AIM OF THE TASK
Your answer should consist of each line below that contains the string "back".

-- Opening Marker --

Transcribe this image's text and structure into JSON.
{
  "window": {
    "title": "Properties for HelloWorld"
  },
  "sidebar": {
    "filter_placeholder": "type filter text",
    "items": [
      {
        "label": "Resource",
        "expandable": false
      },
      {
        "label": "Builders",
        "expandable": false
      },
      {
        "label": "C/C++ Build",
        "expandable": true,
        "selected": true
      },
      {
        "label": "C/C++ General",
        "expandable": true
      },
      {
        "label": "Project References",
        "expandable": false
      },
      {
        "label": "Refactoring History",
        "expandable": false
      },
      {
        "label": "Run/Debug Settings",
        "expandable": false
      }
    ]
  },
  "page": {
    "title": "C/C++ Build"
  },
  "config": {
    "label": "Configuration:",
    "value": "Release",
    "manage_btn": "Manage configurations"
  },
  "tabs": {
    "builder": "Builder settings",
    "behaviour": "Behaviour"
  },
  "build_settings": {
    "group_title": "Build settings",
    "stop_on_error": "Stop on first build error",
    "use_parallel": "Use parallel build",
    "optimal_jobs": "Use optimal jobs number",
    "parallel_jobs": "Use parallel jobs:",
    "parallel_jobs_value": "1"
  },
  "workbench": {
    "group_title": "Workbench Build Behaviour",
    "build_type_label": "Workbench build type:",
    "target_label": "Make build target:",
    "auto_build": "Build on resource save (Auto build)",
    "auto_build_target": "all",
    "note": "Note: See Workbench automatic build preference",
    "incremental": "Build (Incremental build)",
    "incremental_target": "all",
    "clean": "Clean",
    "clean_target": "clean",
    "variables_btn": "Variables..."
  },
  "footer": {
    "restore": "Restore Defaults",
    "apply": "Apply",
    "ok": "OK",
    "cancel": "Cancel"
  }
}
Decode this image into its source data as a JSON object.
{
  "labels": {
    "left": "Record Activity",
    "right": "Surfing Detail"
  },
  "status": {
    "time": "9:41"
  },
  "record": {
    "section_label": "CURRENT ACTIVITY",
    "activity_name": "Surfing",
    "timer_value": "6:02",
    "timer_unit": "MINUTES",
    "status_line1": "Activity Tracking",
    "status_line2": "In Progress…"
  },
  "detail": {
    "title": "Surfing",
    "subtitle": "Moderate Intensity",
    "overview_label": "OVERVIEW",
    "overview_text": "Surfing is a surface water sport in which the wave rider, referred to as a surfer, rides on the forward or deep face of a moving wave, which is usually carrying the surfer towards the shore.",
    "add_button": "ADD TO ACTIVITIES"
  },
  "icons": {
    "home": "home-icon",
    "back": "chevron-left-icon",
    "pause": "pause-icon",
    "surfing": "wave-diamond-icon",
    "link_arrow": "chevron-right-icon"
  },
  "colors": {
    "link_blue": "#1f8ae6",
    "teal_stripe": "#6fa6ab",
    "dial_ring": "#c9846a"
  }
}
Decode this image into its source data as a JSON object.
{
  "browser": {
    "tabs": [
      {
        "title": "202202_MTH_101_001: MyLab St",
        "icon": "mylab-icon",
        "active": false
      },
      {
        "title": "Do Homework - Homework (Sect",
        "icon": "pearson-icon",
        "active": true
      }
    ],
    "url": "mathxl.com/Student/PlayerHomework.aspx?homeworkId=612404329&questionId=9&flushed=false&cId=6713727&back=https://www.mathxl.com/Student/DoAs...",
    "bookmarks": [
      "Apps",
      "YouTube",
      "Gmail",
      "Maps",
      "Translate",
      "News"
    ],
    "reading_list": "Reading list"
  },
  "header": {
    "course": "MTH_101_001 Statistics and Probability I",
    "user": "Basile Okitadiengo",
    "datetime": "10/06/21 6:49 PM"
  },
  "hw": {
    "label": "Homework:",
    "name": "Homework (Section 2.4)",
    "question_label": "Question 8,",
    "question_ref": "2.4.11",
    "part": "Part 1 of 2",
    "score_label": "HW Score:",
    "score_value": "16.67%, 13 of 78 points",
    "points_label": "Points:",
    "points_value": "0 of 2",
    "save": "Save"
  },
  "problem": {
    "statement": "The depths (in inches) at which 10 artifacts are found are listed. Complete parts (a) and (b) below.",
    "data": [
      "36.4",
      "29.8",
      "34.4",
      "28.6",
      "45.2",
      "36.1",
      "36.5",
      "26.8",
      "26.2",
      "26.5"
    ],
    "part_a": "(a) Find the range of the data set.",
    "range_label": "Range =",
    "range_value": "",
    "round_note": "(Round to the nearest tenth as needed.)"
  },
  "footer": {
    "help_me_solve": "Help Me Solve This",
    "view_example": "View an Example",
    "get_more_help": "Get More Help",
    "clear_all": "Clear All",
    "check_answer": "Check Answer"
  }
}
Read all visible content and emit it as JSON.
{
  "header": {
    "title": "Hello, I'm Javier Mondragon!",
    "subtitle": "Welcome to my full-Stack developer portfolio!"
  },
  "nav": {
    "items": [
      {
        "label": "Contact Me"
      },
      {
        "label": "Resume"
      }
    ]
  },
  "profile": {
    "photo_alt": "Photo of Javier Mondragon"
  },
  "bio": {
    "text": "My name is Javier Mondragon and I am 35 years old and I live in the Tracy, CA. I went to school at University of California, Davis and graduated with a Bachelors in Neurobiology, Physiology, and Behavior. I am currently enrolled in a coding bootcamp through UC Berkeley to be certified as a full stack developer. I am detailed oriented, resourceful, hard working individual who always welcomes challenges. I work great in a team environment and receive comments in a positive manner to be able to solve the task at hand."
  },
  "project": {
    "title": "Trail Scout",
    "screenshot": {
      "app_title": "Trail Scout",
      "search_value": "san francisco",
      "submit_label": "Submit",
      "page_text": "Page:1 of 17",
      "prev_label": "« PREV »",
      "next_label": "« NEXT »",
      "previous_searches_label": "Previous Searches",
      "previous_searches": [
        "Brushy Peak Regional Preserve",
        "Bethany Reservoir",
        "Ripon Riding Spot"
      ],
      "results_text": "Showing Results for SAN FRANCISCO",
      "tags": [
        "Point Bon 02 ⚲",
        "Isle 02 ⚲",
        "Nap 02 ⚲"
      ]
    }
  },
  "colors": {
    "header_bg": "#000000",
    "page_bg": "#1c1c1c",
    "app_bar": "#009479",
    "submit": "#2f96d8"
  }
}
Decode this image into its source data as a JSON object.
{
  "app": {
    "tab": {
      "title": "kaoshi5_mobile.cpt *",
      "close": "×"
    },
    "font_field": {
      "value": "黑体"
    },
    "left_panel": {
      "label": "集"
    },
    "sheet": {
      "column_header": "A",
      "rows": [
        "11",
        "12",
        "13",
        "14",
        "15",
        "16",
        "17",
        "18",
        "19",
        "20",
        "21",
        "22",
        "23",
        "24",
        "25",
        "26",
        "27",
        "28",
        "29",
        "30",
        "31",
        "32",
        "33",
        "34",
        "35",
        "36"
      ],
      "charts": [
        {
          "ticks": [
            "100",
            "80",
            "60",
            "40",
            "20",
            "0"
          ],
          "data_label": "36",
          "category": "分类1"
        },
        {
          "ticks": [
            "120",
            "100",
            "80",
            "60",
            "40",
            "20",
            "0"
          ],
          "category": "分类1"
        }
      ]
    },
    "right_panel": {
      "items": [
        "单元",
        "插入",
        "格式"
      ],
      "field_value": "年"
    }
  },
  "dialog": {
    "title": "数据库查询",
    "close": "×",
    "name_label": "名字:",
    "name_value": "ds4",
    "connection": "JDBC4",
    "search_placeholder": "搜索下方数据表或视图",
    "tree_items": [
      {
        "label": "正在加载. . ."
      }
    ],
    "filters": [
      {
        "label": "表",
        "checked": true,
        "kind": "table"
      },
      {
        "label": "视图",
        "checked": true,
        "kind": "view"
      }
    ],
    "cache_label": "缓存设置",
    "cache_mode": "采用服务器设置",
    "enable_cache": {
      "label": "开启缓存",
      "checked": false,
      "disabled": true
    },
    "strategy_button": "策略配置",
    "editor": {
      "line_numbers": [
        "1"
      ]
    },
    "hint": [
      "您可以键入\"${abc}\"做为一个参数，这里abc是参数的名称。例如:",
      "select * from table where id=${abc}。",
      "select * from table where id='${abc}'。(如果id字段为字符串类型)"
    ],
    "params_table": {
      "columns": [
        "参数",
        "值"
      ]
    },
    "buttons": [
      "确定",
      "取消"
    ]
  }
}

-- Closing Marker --

TASK OUTPUT
    "back": "chevron-left-icon",
    "url": "mathxl.com/Student/PlayerHomework.aspx?homeworkId=612404329&questionId=9&flushed=false&cId=6713727&back=https://www.mathxl.com/Student/DoAs...",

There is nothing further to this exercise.